=== PROVIDED MATERIAL ===

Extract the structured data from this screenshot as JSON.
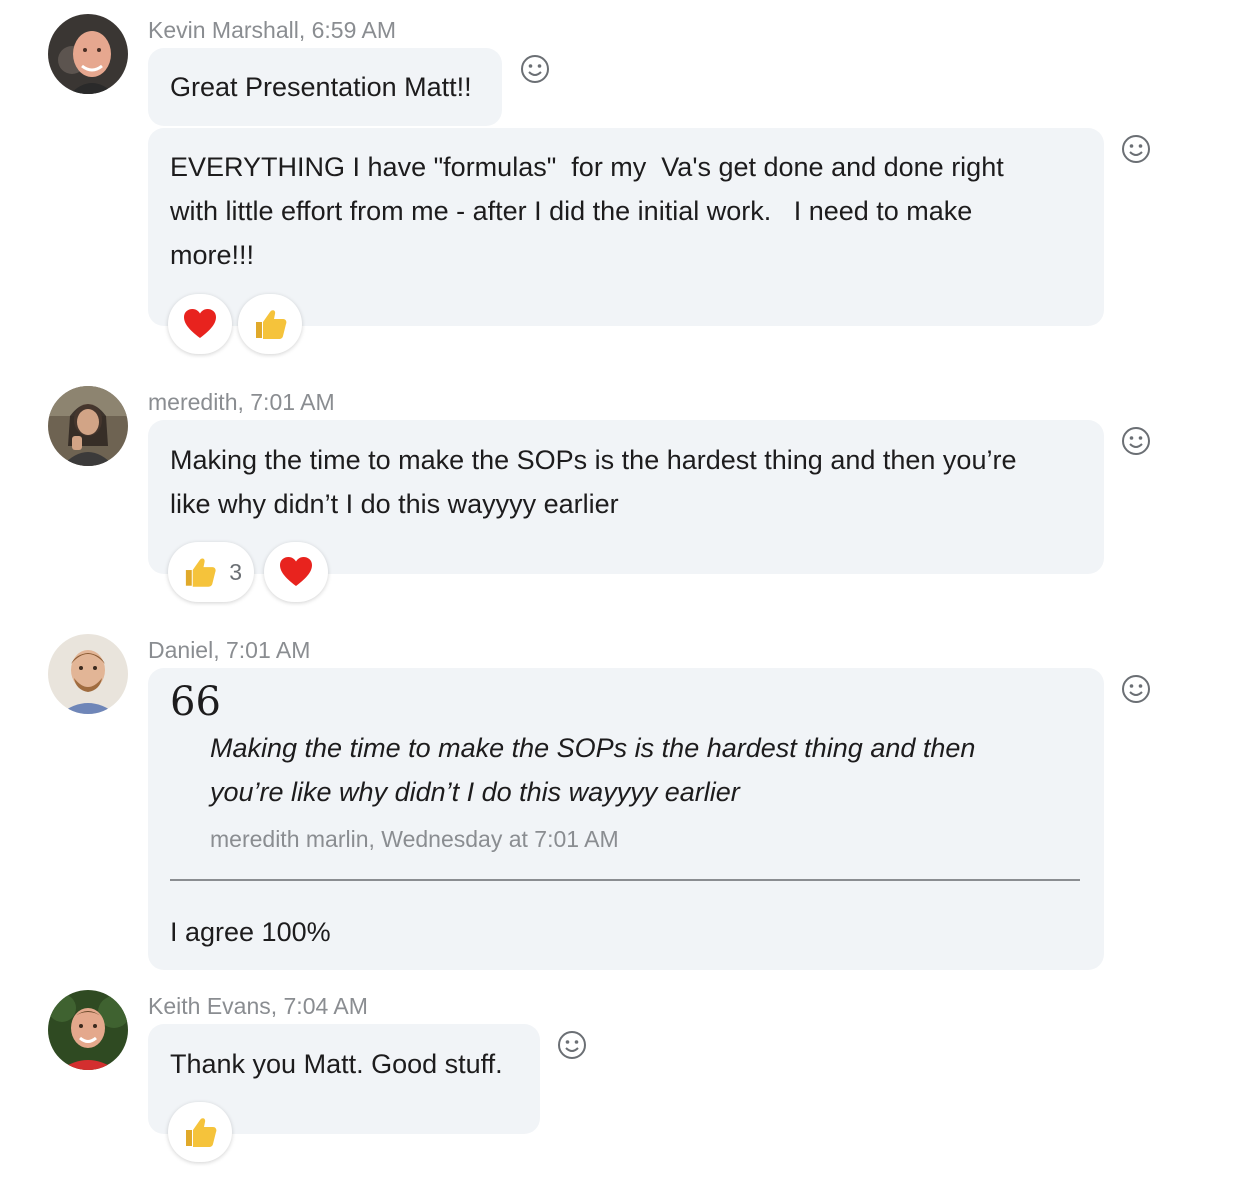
{
  "messages": [
    {
      "author": "Kevin Marshall",
      "meta": "Kevin Marshall, 6:59 AM",
      "text1": "Great Presentation Matt!!",
      "text2": "EVERYTHING I have \"formulas\"  for my  Va's get done and done right\nwith little effort from me - after I did the initial work.   I need to make\nmore!!!",
      "reactions": [
        {
          "icon": "heart-icon"
        },
        {
          "icon": "thumbs-up-icon"
        }
      ]
    },
    {
      "author": "meredith",
      "meta": "meredith, 7:01 AM",
      "text": "Making the time to make the SOPs is the hardest thing and then you’re\nlike why didn’t I do this wayyyy earlier",
      "reactions": [
        {
          "icon": "thumbs-up-icon",
          "count": "3"
        },
        {
          "icon": "heart-icon"
        }
      ]
    },
    {
      "author": "Daniel",
      "meta": "Daniel, 7:01 AM",
      "quote_mark": "66",
      "quote_text": "Making the time to make the SOPs is the hardest thing and then\nyou’re like why didn’t I do this wayyyy earlier",
      "quote_attribution": "meredith marlin, Wednesday at 7:01 AM",
      "text": "I agree 100%"
    },
    {
      "author": "Keith Evans",
      "meta": "Keith Evans, 7:04 AM",
      "text": "Thank you Matt. Good stuff.",
      "reactions": [
        {
          "icon": "thumbs-up-icon"
        }
      ]
    }
  ],
  "colors": {
    "bubble_bg": "#f1f4f7",
    "meta_text": "#8a8d91",
    "heart": "#e8231e",
    "thumb": "#f5c33b"
  },
  "icons": {
    "add_reaction": "smiley-face-icon"
  }
}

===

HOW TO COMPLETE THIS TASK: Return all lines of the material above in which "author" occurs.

OUTPUT:
      "author": "Kevin Marshall",
      "author": "meredith",
      "author": "Daniel",
      "author": "Keith Evans",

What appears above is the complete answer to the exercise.